compatible. I've run into both of those cases.)
Making your code accessible from C instead of C++ (i.e.
either coding in C, or using extern "C") makes it more
straightforward to be used in C and in other languages,
which often only have support for C bindings, not C++.
(One of the earliest results I found in googling for
stb_image was a Haskell wrapper.) Otherwise, people
have to wrap it in another set of function calls, and
the whole point here is to make it convenient for people
to use, isn't it? (See below.)
I prefer to code entirely in C, so the source file that
instantiates the implementation can be C itself, for
those crazy people out there who are programming in C.
But it's probably not a big hardship for a C programmer
to create a single C++ source file to instantiate your
Try to avoid having names in your source code that
will cause conflicts with identical names in client
code.

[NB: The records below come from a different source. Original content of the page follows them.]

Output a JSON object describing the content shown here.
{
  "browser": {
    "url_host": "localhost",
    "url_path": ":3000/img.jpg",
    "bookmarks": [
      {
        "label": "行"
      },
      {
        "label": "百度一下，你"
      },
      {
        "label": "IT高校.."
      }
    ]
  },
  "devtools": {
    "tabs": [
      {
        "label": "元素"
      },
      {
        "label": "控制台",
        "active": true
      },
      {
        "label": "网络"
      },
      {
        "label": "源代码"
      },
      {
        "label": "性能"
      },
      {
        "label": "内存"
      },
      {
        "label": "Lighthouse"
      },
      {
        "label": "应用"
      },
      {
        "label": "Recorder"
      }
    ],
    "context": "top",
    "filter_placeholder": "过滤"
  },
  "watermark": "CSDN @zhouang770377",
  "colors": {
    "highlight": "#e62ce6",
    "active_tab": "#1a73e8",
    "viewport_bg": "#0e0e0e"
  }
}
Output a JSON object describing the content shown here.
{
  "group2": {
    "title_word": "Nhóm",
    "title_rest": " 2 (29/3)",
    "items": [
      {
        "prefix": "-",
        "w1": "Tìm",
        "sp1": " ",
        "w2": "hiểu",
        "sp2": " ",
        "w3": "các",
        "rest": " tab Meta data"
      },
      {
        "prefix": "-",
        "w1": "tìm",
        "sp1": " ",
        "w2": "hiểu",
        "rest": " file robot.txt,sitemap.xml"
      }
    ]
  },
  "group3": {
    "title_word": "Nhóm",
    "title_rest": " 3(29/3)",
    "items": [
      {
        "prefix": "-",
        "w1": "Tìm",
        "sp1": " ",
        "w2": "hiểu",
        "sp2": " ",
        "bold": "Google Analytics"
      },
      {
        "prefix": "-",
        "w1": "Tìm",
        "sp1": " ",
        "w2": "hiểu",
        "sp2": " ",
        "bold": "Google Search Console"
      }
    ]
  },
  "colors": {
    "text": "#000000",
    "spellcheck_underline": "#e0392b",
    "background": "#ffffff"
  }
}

You can do this either by namespacing in C++,
or prefixing with your library name in C.
In C, generally, I use the same prefix for API
functions and private symbols, such as "stbtt_"
for stb_truetype; but private functions (and
static globals) use a second underscore as
in "stbtt__" to further minimize the chance of
additional collisions in the unlikely but not
impossible event that users write wrapper
functions that have names of the form "stbtt_".
(Consider the user that has used "stbtt_foo"
*successfully*, and then upgrades to a new
version of your library which has a new private
function named either "stbtt_foo" or "stbtt__foo".)
Note that the double-underscore is reserved for
use by the compiler, but (1) there is nothing
reserved for "middleware", i.e. libraries
desiring to avoid conflicts with user symbols
have no other good options, and (2) in practice
no compilers use double-underscore in the middle
rather than the beginning/end. (Unfortunately,
there is at least one videogame-console compiler that
will warn about double-underscores by default.)
I make my libraries public domain. You don't have to.
But my goal in releasing stb-style libraries is to
reduce friction for potential users as much as
possible. That means:
a. easy to build (what this file is mostly about)
b. easy to invoke (which requires good API design)
c. easy to deploy (which is about licensing)
I choose to place all my libraries in the public
domain, abjuring copyright, rather than license
the libraries. This has some benefits and some
Any license which is "viral" to modifications
causes worries for lawyers, even if their programmers
aren't modifying it.
Any license which requires crediting in documentation
adds friction which can add up. Valve used to have
a page with a list of all of these on their web site,
and it was insane, and obviously nobody ever looked
at it so why would you care whether your credit appeared
Permissive licenses like zlib and BSD license are
perfectly reasonable, but they are very wordy and
have only two benefits over public domain: legally-mandated
attribution and liability-control. I do not believe these
are worth the excessive verbosity and user-unfriendliness
these licenses induce, especially in the single-file
case where those licenses tend to be at the top of
the file, the first thing you see. (To the specific
points, I have had no trouble receiving attribution
for my libraries; liability in the face of no explicit
disclaimer of liability is an open question.)
However, public domain has frictions of its own, because
public domain declarations aren't necessary recognized
in the USA and some other locations. For that reason,
I recommend a declaration along these lines:
// This software is dual-licensed to the public domain and under the following
// license: you are granted a perpetual, irrevocable license to copy, modify,
// publish, and distribute this file as you see fit.
I typically place this declaration at the end of the initial
comment block of the file and just say 'public domain'
at the top.
I have had people say they couldn't use one of my
libraries because it was only "public domain" and didn't
have the additional fallback clause, who asked if
I could dual-license it under a traditional license.
My answer: they can create a derivative work by
modifying one character, and then license that however
they like. (Indeed, *adding* the zlib or BSD license
would be such a modification!) Unfortunately, their
lawyers reportedly didn't like that answer. :(